**Exercise:**
In full and word for word, copy the records that follow.

**Stored data:**
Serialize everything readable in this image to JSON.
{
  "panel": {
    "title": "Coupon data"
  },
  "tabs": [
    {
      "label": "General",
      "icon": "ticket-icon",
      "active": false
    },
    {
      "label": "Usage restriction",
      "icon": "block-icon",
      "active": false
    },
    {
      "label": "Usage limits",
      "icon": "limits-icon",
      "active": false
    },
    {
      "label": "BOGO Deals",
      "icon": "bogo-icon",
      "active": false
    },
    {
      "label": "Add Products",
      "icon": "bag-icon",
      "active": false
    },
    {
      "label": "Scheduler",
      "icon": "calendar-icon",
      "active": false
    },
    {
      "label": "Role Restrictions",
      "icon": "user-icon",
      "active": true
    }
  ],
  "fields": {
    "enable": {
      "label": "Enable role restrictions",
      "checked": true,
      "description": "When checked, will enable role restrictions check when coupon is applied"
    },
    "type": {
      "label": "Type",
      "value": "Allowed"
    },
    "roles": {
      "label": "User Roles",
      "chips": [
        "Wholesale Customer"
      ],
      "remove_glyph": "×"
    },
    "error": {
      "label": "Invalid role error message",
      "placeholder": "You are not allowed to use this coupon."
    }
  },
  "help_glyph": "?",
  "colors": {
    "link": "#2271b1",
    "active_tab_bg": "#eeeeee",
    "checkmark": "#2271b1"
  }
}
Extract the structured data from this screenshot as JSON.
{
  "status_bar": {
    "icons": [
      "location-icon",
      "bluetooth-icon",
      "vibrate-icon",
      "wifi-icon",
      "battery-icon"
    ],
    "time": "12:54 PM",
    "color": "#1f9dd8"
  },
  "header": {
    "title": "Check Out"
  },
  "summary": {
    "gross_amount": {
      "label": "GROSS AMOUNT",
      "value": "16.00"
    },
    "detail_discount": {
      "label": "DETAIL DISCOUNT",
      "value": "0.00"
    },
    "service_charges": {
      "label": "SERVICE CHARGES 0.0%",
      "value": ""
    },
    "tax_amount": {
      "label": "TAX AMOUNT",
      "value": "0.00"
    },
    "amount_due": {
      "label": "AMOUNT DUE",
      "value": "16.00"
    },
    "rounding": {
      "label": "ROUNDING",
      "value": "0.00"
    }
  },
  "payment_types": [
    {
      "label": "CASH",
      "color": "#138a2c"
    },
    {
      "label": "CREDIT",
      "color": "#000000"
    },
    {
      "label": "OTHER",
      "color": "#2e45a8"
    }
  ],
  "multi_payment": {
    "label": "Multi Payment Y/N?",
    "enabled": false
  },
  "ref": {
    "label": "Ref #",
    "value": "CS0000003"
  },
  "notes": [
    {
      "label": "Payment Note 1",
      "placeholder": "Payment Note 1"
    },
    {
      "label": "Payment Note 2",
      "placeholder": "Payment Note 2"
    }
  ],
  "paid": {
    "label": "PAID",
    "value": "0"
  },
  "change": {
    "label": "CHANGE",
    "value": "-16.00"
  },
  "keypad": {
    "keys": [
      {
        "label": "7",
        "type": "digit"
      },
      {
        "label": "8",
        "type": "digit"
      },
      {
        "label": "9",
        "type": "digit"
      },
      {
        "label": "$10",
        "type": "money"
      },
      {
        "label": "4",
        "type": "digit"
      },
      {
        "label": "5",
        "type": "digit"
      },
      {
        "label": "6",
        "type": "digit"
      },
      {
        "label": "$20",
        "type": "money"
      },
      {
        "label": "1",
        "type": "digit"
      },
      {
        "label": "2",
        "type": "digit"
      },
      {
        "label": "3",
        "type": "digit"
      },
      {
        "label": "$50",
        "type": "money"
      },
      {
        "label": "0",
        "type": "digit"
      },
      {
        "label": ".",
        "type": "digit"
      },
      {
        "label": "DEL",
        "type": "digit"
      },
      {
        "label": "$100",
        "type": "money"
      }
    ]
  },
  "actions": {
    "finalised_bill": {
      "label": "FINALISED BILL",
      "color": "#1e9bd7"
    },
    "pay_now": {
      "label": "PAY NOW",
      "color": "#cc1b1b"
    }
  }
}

**Answer box:**
Serialize everything readable in this image to JSON.
{
  "panel": {
    "title": "Coupon data"
  },
  "tabs": [
    {
      "label": "General",
      "icon": "ticket-icon",
      "active": false
    },
    {
      "label": "Usage restriction",
      "icon": "block-icon",
      "active": false
    },
    {
      "label": "Usage limits",
      "icon": "limits-icon",
      "active": false
    },
    {
      "label": "BOGO Deals",
      "icon": "bogo-icon",
      "active": false
    },
    {
      "label": "Add Products",
      "icon": "bag-icon",
      "active": false
    },
    {
      "label": "Scheduler",
      "icon": "calendar-icon",
      "active": false
    },
    {
      "label": "Role Restrictions",
      "icon": "user-icon",
      "active": true
    }
  ],
  "fields": {
    "enable": {
      "label": "Enable role restrictions",
      "checked": true,
      "description": "When checked, will enable role restrictions check when coupon is applied"
    },
    "type": {
      "label": "Type",
      "value": "Allowed"
    },
    "roles": {
      "label": "User Roles",
      "chips": [
        "Wholesale Customer"
      ],
      "remove_glyph": "×"
    },
    "error": {
      "label": "Invalid role error message",
      "placeholder": "You are not allowed to use this coupon."
    }
  },
  "help_glyph": "?",
  "colors": {
    "link": "#2271b1",
    "active_tab_bg": "#eeeeee",
    "checkmark": "#2271b1"
  }
}
Extract the structured data from this screenshot as JSON.
{
  "status_bar": {
    "icons": [
      "location-icon",
      "bluetooth-icon",
      "vibrate-icon",
      "wifi-icon",
      "battery-icon"
    ],
    "time": "12:54 PM",
    "color": "#1f9dd8"
  },
  "header": {
    "title": "Check Out"
  },
  "summary": {
    "gross_amount": {
      "label": "GROSS AMOUNT",
      "value": "16.00"
    },
    "detail_discount": {
      "label": "DETAIL DISCOUNT",
      "value": "0.00"
    },
    "service_charges": {
      "label": "SERVICE CHARGES 0.0%",
      "value": ""
    },
    "tax_amount": {
      "label": "TAX AMOUNT",
      "value": "0.00"
    },
    "amount_due": {
      "label": "AMOUNT DUE",
      "value": "16.00"
    },
    "rounding": {
      "label": "ROUNDING",
      "value": "0.00"
    }
  },
  "payment_types": [
    {
      "label": "CASH",
      "color": "#138a2c"
    },
    {
      "label": "CREDIT",
      "color": "#000000"
    },
    {
      "label": "OTHER",
      "color": "#2e45a8"
    }
  ],
  "multi_payment": {
    "label": "Multi Payment Y/N?",
    "enabled": false
  },
  "ref": {
    "label": "Ref #",
    "value": "CS0000003"
  },
  "notes": [
    {
      "label": "Payment Note 1",
      "placeholder": "Payment Note 1"
    },
    {
      "label": "Payment Note 2",
      "placeholder": "Payment Note 2"
    }
  ],
  "paid": {
    "label": "PAID",
    "value": "0"
  },
  "change": {
    "label": "CHANGE",
    "value": "-16.00"
  },
  "keypad": {
    "keys": [
      {
        "label": "7",
        "type": "digit"
      },
      {
        "label": "8",
        "type": "digit"
      },
      {
        "label": "9",
        "type": "digit"
      },
      {
        "label": "$10",
        "type": "money"
      },
      {
        "label": "4",
        "type": "digit"
      },
      {
        "label": "5",
        "type": "digit"
      },
      {
        "label": "6",
        "type": "digit"
      },
      {
        "label": "$20",
        "type": "money"
      },
      {
        "label": "1",
        "type": "digit"
      },
      {
        "label": "2",
        "type": "digit"
      },
      {
        "label": "3",
        "type": "digit"
      },
      {
        "label": "$50",
        "type": "money"
      },
      {
        "label": "0",
        "type": "digit"
      },
      {
        "label": ".",
        "type": "digit"
      },
      {
        "label": "DEL",
        "type": "digit"
      },
      {
        "label": "$100",
        "type": "money"
      }
    ]
  },
  "actions": {
    "finalised_bill": {
      "label": "FINALISED BILL",
      "color": "#1e9bd7"
    },
    "pay_now": {
      "label": "PAY NOW",
      "color": "#cc1b1b"
    }
  }
}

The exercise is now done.